The tune I gave this bhajan was very appropriate and was also
in perfect classical style. The mukhada was in Rag Tilang and
the three antaras had the tunes of fitting morning, evening and
night ragas. Kesarbai got the song written out and made me
sing it several times. I unfortunately did not have the good
fortune to hear her sing this composition in her incomparable
voice and style. Maybe it was only heard within the walls of the
royal palace in Kashmir.
A year before her demise she was completely bed-ridden. Sur
Singar Samsad decided to honour her at her residence. I
accompanied our president Mr. V.S. Page and director Mr. Brij
Narayan to her residence and we paid our homage to this
'Gantapasvini' (a lady singer totally dedicated to her art).
She very endearingly asked me to sit near her and sing to her
one of my popular songs.
Soon after this, while I was away on a visit to America,
Kesarbai breathed her last, and Indian Classical Music was
left poor and forlorn. While extolling Kesarbai's artistic
genius, I have one regret. She kept her exemplary talents
to herself alone. In her long life of nearly 90 years she
did not have a single disciple who could carry further her
inimitable gayaki and tradition of the Jaipur gharana. Maybe

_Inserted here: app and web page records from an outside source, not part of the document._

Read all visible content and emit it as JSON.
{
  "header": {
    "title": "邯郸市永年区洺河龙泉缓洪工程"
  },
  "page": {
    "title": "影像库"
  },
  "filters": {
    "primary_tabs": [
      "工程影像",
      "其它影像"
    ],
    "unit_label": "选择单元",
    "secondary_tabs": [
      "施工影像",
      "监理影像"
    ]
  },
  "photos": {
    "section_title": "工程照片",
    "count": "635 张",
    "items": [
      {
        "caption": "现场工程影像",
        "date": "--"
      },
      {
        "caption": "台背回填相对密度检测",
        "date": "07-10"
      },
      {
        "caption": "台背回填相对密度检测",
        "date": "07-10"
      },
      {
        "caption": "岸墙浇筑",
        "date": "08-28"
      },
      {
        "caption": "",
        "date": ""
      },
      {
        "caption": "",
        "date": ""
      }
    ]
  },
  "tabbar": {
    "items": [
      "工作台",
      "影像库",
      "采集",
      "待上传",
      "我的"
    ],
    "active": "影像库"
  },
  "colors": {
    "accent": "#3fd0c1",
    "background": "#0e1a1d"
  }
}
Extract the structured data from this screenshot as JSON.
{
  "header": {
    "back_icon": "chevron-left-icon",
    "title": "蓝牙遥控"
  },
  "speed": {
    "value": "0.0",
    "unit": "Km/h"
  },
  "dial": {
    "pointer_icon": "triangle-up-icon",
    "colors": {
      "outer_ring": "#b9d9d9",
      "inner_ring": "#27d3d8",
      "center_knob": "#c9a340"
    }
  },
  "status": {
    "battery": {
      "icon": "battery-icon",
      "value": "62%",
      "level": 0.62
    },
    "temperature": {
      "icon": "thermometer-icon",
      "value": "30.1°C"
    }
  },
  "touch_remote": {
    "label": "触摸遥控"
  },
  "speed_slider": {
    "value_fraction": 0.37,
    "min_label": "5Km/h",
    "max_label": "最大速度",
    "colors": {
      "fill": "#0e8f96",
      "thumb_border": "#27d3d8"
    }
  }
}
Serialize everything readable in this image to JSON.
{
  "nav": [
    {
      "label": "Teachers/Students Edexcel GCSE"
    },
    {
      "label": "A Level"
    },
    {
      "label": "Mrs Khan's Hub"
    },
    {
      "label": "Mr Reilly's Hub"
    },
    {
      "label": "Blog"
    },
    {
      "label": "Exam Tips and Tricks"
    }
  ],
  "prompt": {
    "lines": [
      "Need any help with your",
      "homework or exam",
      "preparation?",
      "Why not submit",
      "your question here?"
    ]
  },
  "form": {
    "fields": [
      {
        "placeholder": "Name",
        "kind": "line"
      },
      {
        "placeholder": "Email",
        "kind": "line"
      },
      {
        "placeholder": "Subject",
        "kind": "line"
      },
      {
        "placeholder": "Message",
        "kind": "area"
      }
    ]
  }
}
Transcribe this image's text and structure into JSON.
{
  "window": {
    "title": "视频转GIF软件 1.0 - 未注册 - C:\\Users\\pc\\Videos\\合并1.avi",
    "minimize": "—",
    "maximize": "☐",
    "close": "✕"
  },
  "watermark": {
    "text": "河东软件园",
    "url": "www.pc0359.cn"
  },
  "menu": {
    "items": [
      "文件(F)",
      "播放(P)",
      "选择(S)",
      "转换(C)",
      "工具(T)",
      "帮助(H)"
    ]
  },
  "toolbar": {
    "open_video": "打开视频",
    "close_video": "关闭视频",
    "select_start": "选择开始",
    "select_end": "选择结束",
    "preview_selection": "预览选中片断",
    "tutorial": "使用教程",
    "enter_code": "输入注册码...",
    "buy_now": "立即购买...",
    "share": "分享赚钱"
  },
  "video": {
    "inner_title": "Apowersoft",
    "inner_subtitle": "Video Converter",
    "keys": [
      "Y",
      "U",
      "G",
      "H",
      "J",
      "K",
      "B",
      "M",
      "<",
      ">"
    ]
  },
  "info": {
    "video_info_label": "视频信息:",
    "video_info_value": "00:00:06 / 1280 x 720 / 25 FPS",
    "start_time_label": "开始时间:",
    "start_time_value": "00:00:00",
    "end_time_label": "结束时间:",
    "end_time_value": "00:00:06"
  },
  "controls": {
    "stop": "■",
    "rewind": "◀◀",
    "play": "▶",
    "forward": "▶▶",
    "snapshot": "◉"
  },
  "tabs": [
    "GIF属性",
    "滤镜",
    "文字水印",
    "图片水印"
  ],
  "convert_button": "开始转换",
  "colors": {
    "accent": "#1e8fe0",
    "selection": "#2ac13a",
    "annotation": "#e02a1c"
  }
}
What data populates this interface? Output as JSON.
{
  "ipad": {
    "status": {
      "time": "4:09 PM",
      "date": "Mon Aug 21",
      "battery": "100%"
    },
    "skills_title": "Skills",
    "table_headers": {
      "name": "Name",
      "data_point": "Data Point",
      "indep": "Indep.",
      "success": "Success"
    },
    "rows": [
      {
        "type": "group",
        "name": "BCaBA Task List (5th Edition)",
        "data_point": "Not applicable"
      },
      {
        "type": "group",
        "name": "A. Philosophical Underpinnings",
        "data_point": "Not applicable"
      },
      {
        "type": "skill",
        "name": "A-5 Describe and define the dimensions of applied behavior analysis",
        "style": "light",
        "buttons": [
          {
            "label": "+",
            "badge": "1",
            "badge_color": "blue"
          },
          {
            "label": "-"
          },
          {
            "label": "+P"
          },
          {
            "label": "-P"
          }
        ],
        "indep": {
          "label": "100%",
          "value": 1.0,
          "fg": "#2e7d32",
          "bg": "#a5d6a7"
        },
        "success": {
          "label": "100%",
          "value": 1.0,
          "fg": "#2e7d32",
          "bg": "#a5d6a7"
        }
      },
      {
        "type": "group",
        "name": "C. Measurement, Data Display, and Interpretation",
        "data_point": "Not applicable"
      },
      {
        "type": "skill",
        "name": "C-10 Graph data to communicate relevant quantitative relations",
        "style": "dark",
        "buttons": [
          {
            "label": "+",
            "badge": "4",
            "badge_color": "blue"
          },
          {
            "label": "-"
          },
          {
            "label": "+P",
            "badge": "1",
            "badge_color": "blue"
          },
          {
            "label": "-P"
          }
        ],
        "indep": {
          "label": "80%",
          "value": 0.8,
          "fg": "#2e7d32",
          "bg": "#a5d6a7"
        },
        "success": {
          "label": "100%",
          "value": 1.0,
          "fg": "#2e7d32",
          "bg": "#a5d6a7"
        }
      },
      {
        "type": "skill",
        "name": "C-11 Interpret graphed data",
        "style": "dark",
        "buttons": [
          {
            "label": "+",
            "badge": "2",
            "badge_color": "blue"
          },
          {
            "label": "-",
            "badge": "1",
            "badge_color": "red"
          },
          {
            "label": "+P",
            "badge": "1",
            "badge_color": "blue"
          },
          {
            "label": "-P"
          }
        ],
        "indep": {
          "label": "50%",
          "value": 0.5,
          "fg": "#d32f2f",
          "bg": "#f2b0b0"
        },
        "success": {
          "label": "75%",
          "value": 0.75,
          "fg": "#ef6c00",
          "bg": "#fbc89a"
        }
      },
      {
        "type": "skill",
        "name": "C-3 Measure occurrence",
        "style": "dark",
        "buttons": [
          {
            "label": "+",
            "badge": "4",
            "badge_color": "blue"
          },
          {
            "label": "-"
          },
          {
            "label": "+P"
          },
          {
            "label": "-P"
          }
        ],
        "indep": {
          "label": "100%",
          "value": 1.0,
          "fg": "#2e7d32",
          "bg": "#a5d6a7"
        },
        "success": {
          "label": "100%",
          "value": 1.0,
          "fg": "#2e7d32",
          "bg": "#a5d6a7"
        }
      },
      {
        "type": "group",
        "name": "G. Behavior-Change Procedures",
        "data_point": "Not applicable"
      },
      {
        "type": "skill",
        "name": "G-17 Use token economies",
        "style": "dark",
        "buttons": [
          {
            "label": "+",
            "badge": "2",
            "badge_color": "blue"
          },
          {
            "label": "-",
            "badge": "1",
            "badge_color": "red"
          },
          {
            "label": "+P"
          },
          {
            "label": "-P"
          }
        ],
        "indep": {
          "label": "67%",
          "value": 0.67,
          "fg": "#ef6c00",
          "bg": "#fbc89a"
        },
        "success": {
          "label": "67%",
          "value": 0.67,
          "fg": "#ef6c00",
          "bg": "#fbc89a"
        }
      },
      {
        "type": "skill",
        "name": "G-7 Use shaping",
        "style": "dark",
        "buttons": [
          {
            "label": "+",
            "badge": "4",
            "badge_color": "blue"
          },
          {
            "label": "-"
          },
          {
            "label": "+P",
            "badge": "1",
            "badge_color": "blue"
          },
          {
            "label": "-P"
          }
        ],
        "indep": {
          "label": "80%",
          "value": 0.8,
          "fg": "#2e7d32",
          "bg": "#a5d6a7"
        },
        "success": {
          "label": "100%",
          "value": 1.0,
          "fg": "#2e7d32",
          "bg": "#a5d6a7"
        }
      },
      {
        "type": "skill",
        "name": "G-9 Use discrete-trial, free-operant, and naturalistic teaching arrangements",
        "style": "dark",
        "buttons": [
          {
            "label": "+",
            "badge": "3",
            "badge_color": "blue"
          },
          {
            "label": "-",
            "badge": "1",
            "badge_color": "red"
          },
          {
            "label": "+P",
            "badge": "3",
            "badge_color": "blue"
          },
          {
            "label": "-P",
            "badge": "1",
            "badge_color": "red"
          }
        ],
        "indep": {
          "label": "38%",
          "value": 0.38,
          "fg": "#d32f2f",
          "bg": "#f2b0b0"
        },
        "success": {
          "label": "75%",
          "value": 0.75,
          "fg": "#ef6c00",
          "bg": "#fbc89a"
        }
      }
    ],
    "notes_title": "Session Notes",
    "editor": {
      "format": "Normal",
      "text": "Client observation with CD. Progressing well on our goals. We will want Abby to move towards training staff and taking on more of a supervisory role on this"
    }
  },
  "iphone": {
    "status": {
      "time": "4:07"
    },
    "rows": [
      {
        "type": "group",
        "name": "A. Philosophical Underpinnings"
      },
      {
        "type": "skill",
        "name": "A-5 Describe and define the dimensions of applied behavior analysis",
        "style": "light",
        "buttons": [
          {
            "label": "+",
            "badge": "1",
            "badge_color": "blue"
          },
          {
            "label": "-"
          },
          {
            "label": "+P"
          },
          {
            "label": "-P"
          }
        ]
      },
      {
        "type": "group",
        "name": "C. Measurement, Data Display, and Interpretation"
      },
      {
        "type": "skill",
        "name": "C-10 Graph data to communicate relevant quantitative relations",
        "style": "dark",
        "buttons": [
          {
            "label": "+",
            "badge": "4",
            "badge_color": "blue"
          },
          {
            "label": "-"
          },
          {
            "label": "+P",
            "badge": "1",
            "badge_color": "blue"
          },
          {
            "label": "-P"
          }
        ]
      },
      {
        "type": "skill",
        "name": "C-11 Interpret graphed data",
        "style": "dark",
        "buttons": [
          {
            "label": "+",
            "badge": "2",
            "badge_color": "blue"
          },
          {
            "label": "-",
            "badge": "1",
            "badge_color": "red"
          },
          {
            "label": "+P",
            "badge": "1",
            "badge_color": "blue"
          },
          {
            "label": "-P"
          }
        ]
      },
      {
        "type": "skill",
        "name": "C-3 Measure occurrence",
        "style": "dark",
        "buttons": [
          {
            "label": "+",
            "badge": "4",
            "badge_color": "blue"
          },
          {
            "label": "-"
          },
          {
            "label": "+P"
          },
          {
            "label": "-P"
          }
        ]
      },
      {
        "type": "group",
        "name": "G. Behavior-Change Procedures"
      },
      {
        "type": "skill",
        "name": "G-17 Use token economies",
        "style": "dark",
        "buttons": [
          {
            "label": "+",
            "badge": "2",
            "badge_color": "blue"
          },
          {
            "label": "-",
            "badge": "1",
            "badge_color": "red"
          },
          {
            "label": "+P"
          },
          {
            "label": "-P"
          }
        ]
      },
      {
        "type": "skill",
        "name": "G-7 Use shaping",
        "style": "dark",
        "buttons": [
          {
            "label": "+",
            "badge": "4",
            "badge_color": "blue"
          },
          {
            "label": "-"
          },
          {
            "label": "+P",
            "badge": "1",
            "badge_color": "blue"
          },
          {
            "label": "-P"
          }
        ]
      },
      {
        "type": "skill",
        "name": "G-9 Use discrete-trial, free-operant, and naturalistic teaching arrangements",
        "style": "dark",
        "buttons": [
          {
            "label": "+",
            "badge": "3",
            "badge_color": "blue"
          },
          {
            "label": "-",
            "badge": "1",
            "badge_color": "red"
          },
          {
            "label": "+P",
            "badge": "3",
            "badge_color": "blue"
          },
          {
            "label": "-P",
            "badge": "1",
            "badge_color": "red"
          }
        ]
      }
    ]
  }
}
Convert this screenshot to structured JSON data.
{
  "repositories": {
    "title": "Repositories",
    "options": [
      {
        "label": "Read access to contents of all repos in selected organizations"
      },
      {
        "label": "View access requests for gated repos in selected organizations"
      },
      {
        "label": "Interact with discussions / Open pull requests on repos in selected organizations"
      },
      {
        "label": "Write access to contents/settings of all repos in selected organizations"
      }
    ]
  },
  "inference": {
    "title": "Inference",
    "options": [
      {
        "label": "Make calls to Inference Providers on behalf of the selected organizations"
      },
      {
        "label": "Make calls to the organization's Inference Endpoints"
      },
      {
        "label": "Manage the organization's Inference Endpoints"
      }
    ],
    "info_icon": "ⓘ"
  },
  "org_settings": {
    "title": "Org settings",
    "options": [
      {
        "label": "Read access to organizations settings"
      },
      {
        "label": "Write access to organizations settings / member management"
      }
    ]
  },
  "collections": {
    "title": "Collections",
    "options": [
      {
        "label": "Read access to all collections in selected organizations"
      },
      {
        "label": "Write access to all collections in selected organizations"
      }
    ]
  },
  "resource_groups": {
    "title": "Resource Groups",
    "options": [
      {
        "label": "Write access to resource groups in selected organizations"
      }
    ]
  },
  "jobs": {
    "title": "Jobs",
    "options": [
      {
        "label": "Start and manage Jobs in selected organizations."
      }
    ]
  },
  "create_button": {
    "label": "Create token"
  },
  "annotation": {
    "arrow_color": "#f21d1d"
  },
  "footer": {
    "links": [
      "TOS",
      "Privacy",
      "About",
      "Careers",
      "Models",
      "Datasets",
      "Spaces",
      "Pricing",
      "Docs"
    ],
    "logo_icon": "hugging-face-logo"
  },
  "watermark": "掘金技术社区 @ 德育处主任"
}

she did not come across a disciple worthy of receiving her
art and blessings.